The Prose della volgar lingua (1525; Prose in the Vernacular), in which Bembo again employed the dialogue form, is perhaps the earliest Italian grammar. It is a pivotal document in the centuries-long polemic about the Italian language (the questione della lingua), in that it strongly affirms the Florentine character of the national language. Bembo's history of Venice from 1487 to 1513 was published posthumously in 1553.
Ernest Hatch Wilkins, A History of Italian Literature (1954), contains material on Bembo. See also Francesco de Sanctis, History of Italian Literature (2 vols., 1870; new ed. 1914; trans. 1931), and Richard Garnett, A History of Italian Literature (1898). □
"Pietro Bembo." Encyclopedia of World Biography. . Encyclopedia.com. (March 21, 2018). http://www.encyclopedia.com/history/encyclopedias-almanacs-transcripts-and-maps/pietro-bembo
"Pietro Bembo." Encyclopedia of World Biography. . Retrieved March 21, 2018 from Encyclopedia.com: http://www.encyclopedia.com/history/encyclopedias-almanacs-transcripts-and-maps/pietro-bembo
Encyclopedia.com gives you the ability to cite reference entries and articles according to common styles from the Modern Language Association (MLA), The Chicago Manual of Style, and the American Psychological Association (APA).
Within the “Cite this article” tool, pick a style to see how all available information looks when formatted according to that style.
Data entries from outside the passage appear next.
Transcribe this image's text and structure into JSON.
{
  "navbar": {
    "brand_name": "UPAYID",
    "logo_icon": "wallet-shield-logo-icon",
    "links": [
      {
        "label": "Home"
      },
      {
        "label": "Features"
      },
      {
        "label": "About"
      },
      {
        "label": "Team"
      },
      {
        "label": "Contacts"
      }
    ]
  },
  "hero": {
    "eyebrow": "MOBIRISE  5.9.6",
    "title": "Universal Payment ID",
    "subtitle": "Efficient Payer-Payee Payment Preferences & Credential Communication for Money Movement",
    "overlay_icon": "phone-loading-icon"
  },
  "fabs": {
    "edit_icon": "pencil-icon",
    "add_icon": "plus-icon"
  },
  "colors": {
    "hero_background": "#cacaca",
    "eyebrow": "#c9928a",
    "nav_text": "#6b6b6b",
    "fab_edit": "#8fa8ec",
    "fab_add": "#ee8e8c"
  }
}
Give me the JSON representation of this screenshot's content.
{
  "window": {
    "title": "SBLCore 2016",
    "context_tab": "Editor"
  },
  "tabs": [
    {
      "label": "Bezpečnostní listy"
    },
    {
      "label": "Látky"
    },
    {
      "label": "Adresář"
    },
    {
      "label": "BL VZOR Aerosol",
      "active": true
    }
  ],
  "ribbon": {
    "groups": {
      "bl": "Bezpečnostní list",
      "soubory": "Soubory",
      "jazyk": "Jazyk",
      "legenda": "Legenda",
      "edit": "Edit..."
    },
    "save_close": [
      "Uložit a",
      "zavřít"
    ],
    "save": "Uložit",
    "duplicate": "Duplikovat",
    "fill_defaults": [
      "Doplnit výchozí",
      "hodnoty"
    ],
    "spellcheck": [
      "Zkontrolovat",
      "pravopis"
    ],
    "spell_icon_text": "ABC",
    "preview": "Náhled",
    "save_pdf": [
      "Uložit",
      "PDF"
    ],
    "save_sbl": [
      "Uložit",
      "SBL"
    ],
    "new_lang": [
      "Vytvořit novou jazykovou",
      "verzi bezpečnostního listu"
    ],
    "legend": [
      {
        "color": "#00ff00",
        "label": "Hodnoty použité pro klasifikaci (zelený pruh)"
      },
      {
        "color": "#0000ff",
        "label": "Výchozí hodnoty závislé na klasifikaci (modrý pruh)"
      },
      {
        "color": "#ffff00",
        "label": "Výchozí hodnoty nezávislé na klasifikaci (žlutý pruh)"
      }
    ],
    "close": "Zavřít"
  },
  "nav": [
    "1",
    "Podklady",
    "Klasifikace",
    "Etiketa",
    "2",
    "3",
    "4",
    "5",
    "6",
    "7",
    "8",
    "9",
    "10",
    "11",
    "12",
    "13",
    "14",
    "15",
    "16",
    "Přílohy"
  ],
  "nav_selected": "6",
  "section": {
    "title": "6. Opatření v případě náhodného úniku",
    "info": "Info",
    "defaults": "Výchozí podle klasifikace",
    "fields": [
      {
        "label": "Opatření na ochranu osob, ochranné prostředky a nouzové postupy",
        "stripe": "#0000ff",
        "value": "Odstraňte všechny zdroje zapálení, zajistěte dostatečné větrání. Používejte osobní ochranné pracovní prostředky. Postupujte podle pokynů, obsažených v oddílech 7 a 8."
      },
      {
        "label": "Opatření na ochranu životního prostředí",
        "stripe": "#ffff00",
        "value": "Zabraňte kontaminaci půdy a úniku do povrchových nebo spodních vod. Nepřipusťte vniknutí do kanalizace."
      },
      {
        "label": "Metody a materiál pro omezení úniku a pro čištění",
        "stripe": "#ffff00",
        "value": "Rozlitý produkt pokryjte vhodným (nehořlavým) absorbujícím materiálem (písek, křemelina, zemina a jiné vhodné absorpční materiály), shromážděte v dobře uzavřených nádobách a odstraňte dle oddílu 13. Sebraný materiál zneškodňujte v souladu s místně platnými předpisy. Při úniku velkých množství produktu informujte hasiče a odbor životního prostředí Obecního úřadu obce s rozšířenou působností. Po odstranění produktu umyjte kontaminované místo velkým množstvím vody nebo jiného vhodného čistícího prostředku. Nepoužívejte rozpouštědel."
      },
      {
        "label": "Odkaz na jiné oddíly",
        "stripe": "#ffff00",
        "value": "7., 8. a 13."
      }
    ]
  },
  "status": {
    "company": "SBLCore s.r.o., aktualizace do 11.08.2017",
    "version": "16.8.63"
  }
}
Then, copy and paste the text into your bibliography or works cited list.
Because each style has its own formatting nuances that evolve over time and not all information is available for every reference entry or article, Encyclopedia.com cannot guarantee each citation it generates. Therefore, it’s best to use Encyclopedia.com citations as a starting point before checking the style against your school or publication’s requirements and the most-recent information available at these sites:
Modern Language Association
The Chicago Manual of Style
American Psychological Association
- Most online reference entries and articles do not have page numbers. Therefore, that information is unavailable for most Encyclopedia.com content. However, the date of retrieval is often important. Refer to each style’s convention regarding the best way to format page numbers and retrieval dates.
- In addition to the MLA, Chicago, and APA styles, your school, university, publication, or institution may have its own requirements for citations. Therefore, be sure to refer to those guidelines when editing your bibliography or works cited list.
Pietro Bembo (pyā´trō bĕm´bō), 1470–1547, Italian humanist, cardinal of the Roman Catholic Church. A favorite of the Medici, he was secretary to Pope Leo X and was made a cardinal by Paul III. Bembo was for many years the arbiter of Italian letters, insisting that classical traditions be preserved. He was responsible for editions of Petrarch and Dante and helped establish the language of Tuscany as the standard literary Italian. He wrote the History of Venice (1551); a disquisition on platonic love, Gli Asolani (1505, tr. 1954), inspired by Plato's Symposium; a book of lyric verse (Rime, 1530) in Latin and Italian; and Prose della volgar lingua [prose in the vernacular] (1525).
"Bembo, Pietro." The Columbia Encyclopedia, 6th ed.. . Encyclopedia.com. (March 21, 2018). http://www.encyclopedia.com/reference/encyclopedias-almanacs-transcripts-and-maps/bembo-pietro
"Bembo, Pietro." The Columbia Encyclopedia, 6th ed.. . Retrieved March 21, 2018 from Encyclopedia.com: http://www.encyclopedia.com/reference/encyclopedias-almanacs-transcripts-and-maps/bembo-pietro